Records from a dataset →
★ ★ ★ ★ ★ ★ ★
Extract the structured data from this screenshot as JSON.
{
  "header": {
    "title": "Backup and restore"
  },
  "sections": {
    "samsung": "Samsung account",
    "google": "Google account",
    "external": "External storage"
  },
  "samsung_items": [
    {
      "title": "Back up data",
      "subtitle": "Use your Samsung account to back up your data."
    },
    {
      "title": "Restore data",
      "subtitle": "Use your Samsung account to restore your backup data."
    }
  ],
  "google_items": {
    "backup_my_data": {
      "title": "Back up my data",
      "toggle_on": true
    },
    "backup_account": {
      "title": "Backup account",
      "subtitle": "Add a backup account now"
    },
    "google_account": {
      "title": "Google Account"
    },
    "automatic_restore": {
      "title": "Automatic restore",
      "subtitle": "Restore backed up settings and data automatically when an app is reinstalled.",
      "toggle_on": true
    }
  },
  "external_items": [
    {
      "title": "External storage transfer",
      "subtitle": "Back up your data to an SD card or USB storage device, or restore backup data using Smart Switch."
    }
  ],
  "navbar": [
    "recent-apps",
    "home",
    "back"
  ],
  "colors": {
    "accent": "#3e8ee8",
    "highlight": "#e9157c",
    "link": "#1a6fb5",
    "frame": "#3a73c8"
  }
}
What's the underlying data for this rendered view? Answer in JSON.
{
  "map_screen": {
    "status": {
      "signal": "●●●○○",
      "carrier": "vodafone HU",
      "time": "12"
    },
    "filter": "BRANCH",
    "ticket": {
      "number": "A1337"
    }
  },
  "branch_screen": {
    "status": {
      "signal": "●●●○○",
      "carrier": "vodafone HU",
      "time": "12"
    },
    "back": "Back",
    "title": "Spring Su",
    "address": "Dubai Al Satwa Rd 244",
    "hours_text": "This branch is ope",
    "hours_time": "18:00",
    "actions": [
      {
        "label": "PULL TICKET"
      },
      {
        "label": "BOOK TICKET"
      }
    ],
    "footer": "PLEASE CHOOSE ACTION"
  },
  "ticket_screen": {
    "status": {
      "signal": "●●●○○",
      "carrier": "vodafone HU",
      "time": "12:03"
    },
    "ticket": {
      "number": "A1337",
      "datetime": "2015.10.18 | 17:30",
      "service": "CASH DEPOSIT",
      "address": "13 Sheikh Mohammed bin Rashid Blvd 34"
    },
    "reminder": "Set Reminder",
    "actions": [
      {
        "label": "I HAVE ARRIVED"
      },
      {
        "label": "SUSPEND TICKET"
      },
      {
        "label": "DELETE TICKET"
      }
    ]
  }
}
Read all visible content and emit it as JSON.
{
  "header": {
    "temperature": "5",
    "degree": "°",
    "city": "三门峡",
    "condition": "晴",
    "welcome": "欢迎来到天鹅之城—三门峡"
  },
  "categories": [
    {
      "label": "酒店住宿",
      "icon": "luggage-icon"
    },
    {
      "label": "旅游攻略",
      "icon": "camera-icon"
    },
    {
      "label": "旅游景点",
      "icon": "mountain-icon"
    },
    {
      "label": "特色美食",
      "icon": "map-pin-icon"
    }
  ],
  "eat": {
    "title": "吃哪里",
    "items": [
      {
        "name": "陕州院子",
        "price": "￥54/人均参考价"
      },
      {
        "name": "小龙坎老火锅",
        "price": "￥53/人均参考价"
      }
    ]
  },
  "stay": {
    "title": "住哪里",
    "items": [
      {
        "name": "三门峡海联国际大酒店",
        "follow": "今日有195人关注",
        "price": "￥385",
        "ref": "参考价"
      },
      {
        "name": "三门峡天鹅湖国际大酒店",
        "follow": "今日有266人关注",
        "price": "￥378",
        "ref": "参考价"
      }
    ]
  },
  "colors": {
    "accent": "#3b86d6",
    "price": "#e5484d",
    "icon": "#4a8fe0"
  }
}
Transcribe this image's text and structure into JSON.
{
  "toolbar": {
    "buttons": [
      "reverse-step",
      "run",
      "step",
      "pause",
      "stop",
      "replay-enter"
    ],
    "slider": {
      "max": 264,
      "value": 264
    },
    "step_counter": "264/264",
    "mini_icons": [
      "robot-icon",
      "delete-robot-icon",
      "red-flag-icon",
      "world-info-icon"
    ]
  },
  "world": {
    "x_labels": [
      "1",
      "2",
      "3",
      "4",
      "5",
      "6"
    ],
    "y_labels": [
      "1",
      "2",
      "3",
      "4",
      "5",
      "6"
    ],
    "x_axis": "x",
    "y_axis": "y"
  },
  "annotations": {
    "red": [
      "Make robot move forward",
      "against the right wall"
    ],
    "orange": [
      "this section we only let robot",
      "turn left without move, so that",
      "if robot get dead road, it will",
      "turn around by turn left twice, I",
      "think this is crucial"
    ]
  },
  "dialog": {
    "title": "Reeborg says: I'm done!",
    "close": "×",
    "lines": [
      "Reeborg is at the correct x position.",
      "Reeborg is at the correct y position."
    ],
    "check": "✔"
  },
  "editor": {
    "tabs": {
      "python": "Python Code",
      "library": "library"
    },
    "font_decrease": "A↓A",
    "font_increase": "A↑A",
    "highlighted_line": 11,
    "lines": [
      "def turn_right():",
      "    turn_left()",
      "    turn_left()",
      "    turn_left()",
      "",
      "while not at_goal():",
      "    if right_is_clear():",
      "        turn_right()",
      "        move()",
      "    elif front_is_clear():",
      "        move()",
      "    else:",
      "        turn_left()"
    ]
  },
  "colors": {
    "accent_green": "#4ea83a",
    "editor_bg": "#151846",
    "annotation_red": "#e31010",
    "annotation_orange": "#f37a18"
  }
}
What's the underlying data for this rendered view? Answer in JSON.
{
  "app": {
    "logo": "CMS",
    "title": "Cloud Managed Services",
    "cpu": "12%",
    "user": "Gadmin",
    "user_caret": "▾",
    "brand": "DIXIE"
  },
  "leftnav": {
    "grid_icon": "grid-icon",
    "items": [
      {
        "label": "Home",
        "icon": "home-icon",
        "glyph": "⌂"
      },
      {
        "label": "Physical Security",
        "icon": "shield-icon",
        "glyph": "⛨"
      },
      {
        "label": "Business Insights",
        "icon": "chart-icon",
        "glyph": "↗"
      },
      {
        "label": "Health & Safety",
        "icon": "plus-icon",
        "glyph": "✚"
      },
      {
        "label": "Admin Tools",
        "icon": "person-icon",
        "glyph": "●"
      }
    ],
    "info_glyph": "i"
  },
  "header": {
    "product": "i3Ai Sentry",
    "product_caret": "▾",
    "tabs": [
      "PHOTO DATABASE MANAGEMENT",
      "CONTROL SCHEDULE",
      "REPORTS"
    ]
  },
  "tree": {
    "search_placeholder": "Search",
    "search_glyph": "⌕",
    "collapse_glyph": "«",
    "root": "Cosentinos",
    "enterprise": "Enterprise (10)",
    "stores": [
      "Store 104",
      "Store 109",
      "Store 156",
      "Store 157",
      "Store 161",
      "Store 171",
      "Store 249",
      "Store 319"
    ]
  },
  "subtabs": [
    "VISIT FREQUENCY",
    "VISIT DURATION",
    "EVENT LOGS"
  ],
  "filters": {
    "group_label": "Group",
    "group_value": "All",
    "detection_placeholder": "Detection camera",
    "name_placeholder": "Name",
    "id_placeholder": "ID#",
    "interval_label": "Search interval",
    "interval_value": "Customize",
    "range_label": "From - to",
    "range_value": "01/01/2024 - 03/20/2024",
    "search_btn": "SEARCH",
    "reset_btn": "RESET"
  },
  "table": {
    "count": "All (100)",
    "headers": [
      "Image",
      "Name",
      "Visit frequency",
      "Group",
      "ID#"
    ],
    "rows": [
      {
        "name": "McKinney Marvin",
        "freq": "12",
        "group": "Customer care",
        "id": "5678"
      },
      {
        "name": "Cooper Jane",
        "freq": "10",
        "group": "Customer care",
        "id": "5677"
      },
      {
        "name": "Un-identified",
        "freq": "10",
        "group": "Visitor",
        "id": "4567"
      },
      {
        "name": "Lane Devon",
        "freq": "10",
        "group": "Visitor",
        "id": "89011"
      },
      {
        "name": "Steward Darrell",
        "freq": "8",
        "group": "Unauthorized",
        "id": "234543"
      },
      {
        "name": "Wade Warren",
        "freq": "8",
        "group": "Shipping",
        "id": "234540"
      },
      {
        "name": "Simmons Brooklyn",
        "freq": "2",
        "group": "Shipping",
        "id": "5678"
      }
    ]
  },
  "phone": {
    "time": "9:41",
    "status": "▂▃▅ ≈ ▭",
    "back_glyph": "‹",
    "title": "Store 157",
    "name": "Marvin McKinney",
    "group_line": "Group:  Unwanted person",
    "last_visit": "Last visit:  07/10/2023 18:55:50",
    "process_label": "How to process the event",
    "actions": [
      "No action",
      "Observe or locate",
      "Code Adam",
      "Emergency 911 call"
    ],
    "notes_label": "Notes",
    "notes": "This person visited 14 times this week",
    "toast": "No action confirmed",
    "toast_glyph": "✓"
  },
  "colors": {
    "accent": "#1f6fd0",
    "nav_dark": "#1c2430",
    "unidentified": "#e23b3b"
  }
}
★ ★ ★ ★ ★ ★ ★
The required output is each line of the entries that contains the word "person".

        "icon": "person-icon",
    "group_line": "Group:  Unwanted person",
    "notes": "This person visited 14 times this week",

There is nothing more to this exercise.